REQUIREMENT: Search the data for the string "title" and extract every line where it appears.
[[ INPUT RECORDS, beginning ]]
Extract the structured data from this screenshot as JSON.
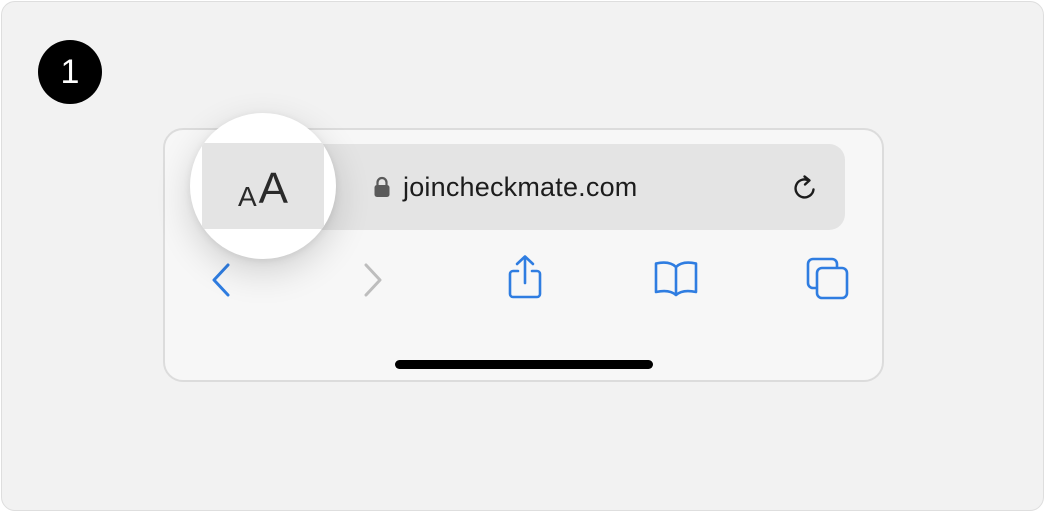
{
  "step": {
    "number": "1"
  },
  "address_bar": {
    "url": "joincheckmate.com",
    "text_size_small": "A",
    "text_size_large": "A"
  },
  "toolbar": {
    "back_icon": "chevron-left-icon",
    "forward_icon": "chevron-right-icon",
    "share_icon": "share-icon",
    "bookmarks_icon": "book-icon",
    "tabs_icon": "tabs-icon"
  },
  "colors": {
    "accent": "#2f7de1",
    "disabled": "#bdbdbd",
    "badge": "#000000"
  }
}
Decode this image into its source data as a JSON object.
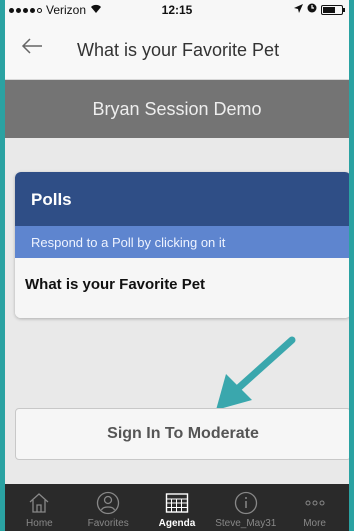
{
  "status_bar": {
    "carrier": "Verizon",
    "time": "12:15"
  },
  "navbar": {
    "back_icon": "back-arrow-icon",
    "title": "What is your Favorite Pet"
  },
  "session": {
    "title": "Bryan Session Demo"
  },
  "polls": {
    "header": "Polls",
    "subheader": "Respond to a Poll by clicking on it",
    "items": [
      "What is your Favorite Pet"
    ]
  },
  "sign_in_button": "Sign In To Moderate",
  "tabbar": {
    "tabs": [
      {
        "label": "Home",
        "icon": "home-icon"
      },
      {
        "label": "Favorites",
        "icon": "person-icon"
      },
      {
        "label": "Agenda",
        "icon": "calendar-icon",
        "active": true
      },
      {
        "label": "Steve_May31",
        "icon": "info-icon"
      },
      {
        "label": "More",
        "icon": "more-icon"
      }
    ]
  },
  "colors": {
    "frame": "#2aa2a2",
    "poll_header": "#2f4e86",
    "poll_subheader": "#5e85cf",
    "arrow": "#3aa7ad"
  }
}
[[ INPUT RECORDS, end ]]
SOLVED EXERCISE:
    "title": "What is your Favorite Pet"
    "title": "Bryan Session Demo"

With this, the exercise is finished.